Two days after the Lusitania went down, a group of fifteen romantically indignant young Harvard graduates—among them Theodore Roosevelt, Jr., Hamilton Fish, Jr., Elihu Root, Jr., and Robert Bacon, Jr., son of the former U.S. Ambassador to France—met in New York and sent a telegram to President Wilson demanding that adequate military measures, “however serious,” be taken. But Wilson, engaged in dispatching notes to the Imperial German Government, still did not consider preparedness a pressing question. Young Ted Roosevelt and two others then approached General Wood to ask if he would hold a summer camp, along the lines of the student camps, for business and professional men who wanted military training. They thought they could produce at least one hundred volunteers. Wood was enthusiastic. He promised to hold such a camp at Plattsburg in August if even twenty-five men should enroll.

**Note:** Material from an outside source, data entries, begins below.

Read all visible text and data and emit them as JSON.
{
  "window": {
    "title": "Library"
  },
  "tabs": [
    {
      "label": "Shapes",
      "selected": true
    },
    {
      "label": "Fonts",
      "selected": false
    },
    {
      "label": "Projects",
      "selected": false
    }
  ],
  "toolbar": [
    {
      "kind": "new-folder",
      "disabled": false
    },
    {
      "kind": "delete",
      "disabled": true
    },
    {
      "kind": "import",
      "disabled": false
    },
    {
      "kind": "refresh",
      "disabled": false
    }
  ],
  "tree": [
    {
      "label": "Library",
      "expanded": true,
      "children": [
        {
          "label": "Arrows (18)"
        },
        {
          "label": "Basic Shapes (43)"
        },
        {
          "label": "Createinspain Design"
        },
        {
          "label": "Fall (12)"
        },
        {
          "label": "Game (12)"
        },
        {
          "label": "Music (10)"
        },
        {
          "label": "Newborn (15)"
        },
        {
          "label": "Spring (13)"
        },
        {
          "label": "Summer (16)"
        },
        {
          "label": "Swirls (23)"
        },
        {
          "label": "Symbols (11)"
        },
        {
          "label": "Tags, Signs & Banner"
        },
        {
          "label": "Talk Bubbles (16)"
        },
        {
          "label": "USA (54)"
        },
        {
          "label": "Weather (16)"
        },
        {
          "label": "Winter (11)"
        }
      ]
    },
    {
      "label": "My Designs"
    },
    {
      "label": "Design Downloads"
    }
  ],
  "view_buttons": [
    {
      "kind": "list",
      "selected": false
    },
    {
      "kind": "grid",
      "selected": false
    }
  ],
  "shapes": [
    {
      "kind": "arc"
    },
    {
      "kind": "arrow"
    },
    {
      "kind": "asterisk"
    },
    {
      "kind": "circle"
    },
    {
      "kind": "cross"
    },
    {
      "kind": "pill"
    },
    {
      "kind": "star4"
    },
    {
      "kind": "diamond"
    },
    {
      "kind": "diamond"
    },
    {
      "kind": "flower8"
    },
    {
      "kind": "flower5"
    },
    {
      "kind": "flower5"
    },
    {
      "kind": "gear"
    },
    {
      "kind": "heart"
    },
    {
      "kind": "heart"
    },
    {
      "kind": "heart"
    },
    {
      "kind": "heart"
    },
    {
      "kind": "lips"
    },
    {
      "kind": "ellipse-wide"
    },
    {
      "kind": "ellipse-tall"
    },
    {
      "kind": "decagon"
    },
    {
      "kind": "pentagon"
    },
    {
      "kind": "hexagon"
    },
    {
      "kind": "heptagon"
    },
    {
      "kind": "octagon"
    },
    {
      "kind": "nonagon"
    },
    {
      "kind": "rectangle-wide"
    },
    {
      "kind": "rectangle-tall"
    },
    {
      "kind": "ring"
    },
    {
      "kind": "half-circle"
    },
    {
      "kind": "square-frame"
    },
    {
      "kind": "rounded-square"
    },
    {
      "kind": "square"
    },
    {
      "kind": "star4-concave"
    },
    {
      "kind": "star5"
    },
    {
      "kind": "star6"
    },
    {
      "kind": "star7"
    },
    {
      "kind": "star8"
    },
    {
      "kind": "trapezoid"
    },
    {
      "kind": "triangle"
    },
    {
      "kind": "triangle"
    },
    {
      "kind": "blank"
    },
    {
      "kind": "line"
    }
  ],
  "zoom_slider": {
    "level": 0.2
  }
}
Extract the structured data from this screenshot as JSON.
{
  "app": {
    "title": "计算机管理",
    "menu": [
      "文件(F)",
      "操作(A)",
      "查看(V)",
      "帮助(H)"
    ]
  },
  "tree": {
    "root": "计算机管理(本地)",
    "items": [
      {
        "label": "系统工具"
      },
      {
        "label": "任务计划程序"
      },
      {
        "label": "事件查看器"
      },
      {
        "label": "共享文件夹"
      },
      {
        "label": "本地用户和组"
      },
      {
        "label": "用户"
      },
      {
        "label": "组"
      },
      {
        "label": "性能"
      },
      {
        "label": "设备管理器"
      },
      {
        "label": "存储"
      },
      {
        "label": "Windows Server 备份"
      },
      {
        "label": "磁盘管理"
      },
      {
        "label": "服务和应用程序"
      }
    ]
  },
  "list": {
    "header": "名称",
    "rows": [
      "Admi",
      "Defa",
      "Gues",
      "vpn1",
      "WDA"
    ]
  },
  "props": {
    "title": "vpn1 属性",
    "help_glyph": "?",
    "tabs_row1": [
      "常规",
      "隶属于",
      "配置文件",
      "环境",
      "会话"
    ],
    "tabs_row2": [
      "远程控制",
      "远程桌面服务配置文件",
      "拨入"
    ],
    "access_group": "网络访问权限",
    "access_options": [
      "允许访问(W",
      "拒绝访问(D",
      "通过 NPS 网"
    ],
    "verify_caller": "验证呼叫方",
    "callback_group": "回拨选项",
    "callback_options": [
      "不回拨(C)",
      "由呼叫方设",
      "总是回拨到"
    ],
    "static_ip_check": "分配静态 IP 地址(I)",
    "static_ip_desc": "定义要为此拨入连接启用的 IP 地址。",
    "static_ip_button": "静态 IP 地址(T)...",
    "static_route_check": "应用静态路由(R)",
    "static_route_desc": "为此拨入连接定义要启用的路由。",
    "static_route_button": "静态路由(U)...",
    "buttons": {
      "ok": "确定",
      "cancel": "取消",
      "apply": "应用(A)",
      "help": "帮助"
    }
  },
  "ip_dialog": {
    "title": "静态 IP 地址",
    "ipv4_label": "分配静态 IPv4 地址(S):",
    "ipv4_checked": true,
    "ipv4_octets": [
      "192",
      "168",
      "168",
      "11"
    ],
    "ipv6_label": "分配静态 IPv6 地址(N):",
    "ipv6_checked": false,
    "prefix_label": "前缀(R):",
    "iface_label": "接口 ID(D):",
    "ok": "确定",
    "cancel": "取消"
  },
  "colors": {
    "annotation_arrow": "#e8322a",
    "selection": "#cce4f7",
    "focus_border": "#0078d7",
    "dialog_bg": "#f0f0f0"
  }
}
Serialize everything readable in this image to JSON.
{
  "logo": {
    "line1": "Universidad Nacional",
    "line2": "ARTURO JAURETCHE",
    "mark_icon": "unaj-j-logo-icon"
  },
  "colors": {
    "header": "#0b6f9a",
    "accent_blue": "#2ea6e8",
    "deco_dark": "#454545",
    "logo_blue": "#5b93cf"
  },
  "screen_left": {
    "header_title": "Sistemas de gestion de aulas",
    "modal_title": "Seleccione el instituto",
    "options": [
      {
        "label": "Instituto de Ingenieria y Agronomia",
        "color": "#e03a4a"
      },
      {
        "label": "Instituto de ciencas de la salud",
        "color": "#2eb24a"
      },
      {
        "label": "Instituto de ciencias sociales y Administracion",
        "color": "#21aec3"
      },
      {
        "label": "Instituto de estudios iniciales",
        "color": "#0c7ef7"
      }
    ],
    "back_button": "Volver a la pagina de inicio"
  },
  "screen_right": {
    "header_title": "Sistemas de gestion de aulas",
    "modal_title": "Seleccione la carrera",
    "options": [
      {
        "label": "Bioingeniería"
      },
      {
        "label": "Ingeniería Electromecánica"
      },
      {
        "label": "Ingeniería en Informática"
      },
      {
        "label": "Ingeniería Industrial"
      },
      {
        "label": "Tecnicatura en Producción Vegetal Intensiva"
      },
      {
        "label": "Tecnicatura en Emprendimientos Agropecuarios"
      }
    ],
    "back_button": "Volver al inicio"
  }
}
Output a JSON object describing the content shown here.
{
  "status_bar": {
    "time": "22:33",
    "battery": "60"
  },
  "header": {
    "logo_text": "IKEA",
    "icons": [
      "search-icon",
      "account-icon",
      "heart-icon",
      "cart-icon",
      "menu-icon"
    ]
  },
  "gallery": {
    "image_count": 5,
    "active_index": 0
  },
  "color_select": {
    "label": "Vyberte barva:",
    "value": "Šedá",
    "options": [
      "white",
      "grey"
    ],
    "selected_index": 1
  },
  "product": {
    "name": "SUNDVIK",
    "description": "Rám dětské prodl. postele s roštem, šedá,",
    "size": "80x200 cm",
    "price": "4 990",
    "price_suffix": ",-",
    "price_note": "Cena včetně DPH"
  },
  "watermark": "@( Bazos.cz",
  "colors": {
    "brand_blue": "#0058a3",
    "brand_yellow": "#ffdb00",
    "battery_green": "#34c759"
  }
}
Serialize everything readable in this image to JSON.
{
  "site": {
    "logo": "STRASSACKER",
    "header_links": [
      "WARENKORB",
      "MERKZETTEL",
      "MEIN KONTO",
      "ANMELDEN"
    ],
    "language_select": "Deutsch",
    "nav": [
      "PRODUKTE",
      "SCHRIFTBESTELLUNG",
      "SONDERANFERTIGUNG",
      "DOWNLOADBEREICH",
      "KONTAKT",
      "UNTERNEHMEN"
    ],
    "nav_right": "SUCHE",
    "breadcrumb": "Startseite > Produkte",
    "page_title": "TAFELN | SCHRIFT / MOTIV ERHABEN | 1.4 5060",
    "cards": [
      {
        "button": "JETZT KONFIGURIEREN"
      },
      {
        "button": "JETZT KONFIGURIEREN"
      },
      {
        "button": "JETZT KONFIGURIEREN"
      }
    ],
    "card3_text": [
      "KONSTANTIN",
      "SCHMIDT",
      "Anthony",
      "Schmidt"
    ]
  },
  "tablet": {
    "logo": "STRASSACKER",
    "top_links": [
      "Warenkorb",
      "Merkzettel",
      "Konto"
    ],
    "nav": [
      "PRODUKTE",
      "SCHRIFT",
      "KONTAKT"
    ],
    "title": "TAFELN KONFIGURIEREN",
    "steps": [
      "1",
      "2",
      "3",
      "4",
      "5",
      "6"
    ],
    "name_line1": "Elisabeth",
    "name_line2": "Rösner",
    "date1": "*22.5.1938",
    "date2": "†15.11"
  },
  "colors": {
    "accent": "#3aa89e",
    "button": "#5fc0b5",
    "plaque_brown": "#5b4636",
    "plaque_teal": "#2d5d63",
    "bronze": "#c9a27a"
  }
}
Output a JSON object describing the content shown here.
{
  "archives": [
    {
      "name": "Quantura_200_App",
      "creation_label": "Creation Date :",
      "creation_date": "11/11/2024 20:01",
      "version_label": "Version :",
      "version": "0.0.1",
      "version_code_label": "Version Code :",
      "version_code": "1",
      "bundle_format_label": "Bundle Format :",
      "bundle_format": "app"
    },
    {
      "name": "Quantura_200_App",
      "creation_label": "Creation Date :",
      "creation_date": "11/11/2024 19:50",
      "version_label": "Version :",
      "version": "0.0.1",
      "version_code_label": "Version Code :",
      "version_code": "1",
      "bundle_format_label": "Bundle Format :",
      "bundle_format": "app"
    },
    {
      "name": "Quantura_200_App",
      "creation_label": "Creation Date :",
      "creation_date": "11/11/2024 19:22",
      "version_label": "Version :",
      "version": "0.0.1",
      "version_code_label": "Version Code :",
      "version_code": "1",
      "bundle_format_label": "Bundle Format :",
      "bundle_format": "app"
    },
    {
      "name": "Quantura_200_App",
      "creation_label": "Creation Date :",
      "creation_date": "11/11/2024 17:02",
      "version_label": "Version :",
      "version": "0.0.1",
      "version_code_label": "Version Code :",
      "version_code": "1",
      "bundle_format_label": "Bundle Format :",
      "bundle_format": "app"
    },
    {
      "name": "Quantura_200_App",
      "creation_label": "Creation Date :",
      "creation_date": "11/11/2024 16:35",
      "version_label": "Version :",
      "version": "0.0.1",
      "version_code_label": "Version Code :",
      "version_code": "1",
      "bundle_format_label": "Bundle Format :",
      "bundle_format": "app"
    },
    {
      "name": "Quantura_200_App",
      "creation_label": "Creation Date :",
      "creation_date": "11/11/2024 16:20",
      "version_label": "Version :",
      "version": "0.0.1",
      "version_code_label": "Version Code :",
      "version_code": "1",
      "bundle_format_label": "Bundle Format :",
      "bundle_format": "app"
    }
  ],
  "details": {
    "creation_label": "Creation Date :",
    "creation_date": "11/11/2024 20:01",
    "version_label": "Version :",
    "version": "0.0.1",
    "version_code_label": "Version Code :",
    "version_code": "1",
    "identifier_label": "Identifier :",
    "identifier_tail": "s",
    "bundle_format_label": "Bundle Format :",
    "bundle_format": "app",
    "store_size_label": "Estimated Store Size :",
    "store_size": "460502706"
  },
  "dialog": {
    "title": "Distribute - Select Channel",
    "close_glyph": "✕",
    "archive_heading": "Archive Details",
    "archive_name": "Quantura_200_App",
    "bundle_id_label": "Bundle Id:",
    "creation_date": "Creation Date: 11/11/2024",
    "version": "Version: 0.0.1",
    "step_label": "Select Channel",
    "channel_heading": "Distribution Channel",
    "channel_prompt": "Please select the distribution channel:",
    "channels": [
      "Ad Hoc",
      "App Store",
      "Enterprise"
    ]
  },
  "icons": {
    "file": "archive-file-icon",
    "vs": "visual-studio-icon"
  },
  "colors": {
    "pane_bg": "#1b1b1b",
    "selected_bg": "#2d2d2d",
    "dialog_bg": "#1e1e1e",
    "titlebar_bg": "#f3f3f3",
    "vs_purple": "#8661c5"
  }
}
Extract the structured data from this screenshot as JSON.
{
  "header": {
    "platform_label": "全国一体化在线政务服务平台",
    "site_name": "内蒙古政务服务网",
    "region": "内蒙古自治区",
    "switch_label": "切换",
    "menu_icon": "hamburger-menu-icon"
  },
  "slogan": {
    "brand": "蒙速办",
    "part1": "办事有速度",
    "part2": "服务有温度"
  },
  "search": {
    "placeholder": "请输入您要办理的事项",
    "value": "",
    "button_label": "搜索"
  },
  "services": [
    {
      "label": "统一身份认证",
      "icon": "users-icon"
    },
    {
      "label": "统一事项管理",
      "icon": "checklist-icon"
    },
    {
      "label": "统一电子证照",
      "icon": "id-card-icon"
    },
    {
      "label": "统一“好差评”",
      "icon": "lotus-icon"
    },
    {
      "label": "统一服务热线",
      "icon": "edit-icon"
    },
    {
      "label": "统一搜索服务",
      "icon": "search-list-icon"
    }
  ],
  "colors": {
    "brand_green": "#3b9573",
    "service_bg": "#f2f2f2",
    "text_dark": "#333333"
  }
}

Young Roosevelt and his friends—who later formalized and expanded their impromptu organization as the Military Training Camps Association—sent out over 15,000 applications to a selected group of businessmen, bankers, lawyers, doctors, college professors, and sportsmen. At first the response was slow, with only two or three applications a day coming in, but after Wood addressed a large group at the Harvard Club of New York in June there was a rush to apply. By August over a thousand had enrolled, and 1,300 were on hand for the camp’s opening on August 10.

No funds for the new venture were forthcoming from the War Department. The recruits paid their own way—thirty dollars, which included the cost of the cotton uniform. Wood had to raise extra money to take care of such necessary amenities as screens for the mess halls. Bernard Baruch gave $10,000 and persuaded others to contribute. Wood took particular pains in the selection of his training officers. All of them were West Pointers, under the command of Major Halstead Dorey. The sergeants and the corporals were old-line army noncoms.

On the evening of August 9,1915, the Business Men’s Camp Special pulled out of Grand Central Station for Plattsburg. About half those aboard had bought their uniforms in advance and were already wearing them with all the awkward self-consciousness of recruits. Officially, these somewhat overweight men, most of them in their late thirties and early forties, were motivated by undiluted patriotism and the spirit of selfsacrifice. Actually, they felt they were off on a great adventure. To them the ponderously styled United States Military Instruction Camp—known more familiarly and readily as the Business Men’s Camp—was a chance to learn man’s oldest trade, to say nothing of allowing them to leave the world of banks and offices behind with full public approval. Also there was the tacit understanding that if America should enter the war, camp attendance would be the first step toward a commission.